#### [Page and application data records]
::::
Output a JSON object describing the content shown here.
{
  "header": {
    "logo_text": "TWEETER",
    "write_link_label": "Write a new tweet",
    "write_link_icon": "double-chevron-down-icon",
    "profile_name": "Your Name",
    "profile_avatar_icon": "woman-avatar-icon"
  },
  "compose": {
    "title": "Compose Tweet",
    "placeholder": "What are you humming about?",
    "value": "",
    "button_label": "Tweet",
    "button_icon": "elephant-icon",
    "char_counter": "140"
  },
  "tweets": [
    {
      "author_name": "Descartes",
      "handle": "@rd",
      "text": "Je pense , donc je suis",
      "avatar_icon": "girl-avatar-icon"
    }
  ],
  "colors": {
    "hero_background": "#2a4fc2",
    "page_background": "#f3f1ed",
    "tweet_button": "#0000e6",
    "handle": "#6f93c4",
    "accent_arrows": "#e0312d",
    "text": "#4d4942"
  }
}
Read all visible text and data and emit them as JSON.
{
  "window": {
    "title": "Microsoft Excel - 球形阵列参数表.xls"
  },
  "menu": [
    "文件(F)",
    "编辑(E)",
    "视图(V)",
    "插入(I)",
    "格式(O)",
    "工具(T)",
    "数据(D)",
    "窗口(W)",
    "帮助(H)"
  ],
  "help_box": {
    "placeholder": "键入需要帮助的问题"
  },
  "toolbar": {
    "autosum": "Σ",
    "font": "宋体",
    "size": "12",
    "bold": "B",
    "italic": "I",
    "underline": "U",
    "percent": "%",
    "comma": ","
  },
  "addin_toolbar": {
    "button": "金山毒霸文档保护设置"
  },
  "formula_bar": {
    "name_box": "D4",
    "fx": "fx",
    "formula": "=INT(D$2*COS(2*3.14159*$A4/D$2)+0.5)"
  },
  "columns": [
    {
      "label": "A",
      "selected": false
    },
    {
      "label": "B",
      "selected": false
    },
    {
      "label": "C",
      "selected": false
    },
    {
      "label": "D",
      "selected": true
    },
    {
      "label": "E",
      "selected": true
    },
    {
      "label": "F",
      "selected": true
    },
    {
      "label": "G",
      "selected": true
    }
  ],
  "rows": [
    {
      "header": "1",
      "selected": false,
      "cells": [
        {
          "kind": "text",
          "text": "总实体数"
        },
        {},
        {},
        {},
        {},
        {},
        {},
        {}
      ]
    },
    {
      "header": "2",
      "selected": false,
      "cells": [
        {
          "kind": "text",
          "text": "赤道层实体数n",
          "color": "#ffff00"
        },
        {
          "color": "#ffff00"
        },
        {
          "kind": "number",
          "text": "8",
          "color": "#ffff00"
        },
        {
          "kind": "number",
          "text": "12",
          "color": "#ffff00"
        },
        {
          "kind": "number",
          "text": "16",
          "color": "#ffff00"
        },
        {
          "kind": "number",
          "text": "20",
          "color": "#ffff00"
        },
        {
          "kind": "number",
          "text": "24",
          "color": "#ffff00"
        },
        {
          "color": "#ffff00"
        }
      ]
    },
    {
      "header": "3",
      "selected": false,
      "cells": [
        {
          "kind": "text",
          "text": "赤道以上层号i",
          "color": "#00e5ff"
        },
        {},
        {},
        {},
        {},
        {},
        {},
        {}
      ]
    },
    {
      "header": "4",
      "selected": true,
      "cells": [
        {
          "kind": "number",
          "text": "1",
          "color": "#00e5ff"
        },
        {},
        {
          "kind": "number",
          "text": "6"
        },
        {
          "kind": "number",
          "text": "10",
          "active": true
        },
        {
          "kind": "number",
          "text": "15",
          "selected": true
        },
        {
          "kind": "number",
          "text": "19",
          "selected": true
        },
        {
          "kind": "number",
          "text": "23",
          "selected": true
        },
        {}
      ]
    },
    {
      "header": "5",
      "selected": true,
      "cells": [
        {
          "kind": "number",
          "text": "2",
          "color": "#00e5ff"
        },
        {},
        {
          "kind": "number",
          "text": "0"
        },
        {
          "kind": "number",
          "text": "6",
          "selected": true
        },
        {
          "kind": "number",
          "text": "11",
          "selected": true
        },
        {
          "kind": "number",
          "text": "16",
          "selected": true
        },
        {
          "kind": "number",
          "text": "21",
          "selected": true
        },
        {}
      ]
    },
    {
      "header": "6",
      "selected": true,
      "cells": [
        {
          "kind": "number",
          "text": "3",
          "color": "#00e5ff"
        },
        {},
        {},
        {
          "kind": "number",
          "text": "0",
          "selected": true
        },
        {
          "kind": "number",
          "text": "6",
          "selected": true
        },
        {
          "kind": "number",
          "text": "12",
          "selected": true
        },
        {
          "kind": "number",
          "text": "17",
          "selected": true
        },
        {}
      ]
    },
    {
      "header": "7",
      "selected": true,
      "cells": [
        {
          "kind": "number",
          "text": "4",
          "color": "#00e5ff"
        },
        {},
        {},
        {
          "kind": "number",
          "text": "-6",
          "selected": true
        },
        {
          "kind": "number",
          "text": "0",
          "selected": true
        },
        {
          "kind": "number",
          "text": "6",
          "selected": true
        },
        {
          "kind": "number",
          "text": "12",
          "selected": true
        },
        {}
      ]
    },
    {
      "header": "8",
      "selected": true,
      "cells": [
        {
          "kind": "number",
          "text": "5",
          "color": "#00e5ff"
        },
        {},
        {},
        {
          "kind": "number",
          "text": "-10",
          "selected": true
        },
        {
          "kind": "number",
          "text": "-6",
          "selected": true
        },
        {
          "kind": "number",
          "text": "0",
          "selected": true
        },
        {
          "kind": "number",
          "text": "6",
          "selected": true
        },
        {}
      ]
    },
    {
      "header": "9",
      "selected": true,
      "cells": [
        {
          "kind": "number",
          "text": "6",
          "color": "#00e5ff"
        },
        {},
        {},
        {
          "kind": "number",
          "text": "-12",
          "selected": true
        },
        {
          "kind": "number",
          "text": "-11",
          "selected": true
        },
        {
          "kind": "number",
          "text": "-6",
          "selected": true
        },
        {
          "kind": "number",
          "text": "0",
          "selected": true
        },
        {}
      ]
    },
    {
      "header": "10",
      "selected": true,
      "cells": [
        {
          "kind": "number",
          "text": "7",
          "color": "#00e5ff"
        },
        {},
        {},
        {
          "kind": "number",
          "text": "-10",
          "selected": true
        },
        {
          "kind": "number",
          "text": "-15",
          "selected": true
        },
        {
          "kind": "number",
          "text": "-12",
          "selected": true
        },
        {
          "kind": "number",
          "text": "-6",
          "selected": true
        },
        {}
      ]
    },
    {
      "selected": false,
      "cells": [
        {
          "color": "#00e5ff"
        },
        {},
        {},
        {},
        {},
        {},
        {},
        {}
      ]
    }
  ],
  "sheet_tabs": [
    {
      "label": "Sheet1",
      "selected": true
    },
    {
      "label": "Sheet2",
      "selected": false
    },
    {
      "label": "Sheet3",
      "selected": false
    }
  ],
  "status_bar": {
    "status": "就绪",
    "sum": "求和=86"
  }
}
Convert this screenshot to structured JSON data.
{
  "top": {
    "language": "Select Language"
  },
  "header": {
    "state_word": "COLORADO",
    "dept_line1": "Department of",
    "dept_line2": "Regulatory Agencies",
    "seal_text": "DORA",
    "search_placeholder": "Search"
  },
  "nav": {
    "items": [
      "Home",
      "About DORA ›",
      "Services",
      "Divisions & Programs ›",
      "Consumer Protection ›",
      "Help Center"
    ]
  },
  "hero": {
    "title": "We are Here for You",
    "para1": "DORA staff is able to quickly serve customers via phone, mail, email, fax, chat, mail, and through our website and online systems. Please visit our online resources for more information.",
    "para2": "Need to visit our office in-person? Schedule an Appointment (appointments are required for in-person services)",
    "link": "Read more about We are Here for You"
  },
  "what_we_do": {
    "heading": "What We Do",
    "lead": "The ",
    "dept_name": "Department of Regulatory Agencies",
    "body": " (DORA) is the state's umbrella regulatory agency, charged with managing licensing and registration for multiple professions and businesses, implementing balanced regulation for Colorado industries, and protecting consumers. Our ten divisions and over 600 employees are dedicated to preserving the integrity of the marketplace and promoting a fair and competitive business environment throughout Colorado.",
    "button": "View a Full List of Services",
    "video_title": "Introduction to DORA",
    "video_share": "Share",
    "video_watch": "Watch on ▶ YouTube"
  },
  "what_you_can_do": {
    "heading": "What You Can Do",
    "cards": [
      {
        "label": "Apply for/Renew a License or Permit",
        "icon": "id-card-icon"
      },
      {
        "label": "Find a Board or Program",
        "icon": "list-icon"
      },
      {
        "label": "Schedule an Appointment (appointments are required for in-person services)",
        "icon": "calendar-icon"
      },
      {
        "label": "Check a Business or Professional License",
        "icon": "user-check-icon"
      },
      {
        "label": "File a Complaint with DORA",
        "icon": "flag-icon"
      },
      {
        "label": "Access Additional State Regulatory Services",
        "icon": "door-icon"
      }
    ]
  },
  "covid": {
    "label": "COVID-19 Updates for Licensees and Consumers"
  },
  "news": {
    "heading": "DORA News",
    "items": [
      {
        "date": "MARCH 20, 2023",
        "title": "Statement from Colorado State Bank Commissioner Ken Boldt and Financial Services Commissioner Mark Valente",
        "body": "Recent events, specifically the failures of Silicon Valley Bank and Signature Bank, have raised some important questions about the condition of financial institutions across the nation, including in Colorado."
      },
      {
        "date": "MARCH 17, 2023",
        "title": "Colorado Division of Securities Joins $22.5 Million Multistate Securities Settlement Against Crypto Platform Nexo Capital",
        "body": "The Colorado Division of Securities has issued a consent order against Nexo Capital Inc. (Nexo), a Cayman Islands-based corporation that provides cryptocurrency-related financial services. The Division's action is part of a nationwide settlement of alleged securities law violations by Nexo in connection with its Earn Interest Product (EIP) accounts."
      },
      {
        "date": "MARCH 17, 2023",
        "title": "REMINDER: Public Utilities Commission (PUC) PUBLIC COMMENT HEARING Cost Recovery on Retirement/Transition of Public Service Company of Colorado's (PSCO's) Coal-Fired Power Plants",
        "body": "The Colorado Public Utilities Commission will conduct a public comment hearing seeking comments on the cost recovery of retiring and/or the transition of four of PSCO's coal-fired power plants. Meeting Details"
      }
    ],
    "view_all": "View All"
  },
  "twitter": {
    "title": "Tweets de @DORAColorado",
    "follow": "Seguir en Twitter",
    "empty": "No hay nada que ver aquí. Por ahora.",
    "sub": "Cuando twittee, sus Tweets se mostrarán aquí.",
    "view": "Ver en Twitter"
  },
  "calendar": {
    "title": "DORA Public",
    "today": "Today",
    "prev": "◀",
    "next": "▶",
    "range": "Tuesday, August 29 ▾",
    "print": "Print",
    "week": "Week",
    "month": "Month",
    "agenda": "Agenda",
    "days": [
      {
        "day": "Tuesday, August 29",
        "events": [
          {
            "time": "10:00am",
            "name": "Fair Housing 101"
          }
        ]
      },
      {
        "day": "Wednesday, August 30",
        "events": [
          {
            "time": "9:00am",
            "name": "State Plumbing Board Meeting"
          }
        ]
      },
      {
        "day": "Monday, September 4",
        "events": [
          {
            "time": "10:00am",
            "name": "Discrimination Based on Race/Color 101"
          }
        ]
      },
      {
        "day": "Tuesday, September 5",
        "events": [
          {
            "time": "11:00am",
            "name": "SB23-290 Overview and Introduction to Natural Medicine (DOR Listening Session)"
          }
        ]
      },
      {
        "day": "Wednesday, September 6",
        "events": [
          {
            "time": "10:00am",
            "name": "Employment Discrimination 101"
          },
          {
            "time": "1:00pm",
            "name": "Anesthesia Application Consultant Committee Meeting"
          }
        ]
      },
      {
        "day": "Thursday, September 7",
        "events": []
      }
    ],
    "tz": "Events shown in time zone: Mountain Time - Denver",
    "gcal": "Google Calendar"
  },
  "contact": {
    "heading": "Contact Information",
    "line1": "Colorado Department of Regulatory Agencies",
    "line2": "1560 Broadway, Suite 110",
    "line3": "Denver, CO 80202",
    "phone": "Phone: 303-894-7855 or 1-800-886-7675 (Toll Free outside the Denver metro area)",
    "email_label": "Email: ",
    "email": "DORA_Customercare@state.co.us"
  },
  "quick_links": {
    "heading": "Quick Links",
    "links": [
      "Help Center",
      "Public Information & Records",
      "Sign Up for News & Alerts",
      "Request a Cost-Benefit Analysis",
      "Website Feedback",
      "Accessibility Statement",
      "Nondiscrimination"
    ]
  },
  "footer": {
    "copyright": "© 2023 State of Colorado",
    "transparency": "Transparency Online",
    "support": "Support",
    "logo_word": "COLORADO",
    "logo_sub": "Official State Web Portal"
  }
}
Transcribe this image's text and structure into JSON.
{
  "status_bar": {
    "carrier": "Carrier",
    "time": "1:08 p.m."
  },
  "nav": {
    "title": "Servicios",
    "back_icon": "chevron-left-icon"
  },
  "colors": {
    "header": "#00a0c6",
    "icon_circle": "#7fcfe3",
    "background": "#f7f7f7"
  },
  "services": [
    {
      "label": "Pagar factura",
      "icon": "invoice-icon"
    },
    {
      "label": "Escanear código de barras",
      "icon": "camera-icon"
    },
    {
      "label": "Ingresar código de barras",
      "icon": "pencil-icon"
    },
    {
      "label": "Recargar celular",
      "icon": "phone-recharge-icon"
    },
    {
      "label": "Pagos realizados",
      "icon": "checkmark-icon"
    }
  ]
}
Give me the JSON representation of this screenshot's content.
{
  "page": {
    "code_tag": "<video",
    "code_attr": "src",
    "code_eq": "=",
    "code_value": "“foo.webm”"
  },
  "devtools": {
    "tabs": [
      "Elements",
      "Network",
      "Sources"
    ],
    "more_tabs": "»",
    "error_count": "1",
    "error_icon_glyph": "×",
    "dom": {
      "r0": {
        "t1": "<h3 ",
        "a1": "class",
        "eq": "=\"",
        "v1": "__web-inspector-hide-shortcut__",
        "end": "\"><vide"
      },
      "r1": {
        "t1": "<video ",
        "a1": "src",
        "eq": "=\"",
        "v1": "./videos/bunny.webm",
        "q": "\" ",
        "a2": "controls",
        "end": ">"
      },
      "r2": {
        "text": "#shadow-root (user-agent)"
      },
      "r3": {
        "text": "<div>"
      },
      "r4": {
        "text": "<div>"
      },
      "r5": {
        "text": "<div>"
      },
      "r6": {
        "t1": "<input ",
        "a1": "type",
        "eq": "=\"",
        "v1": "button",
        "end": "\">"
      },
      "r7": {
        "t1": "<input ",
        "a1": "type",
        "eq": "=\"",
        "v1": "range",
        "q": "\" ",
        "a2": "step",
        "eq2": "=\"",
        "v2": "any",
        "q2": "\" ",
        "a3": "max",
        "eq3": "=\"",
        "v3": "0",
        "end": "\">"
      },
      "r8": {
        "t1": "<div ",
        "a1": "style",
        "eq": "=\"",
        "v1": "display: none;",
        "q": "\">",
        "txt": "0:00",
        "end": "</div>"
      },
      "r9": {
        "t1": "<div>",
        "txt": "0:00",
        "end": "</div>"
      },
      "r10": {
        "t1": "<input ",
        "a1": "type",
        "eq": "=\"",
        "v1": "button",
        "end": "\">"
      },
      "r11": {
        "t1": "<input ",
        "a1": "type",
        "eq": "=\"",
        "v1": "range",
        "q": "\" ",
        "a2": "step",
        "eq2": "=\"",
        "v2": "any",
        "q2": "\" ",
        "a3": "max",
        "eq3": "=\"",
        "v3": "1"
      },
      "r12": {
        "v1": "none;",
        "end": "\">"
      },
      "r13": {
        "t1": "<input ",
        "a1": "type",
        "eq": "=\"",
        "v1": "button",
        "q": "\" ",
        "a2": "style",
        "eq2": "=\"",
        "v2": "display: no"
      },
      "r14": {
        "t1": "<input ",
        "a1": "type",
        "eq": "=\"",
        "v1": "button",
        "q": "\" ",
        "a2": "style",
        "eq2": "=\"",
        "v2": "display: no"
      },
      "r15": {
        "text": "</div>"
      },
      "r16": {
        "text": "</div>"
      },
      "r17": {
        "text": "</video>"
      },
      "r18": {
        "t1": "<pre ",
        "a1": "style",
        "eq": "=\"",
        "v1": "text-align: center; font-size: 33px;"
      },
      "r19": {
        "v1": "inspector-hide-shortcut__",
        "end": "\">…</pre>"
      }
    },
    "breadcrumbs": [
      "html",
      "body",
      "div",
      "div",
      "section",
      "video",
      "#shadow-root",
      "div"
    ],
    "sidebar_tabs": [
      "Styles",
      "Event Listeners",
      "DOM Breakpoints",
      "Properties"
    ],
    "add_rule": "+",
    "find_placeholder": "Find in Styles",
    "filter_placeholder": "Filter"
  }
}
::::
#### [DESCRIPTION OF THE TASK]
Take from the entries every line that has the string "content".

#### [RESULT]
Output a JSON object describing the content shown here.
Give me the JSON representation of this screenshot's content.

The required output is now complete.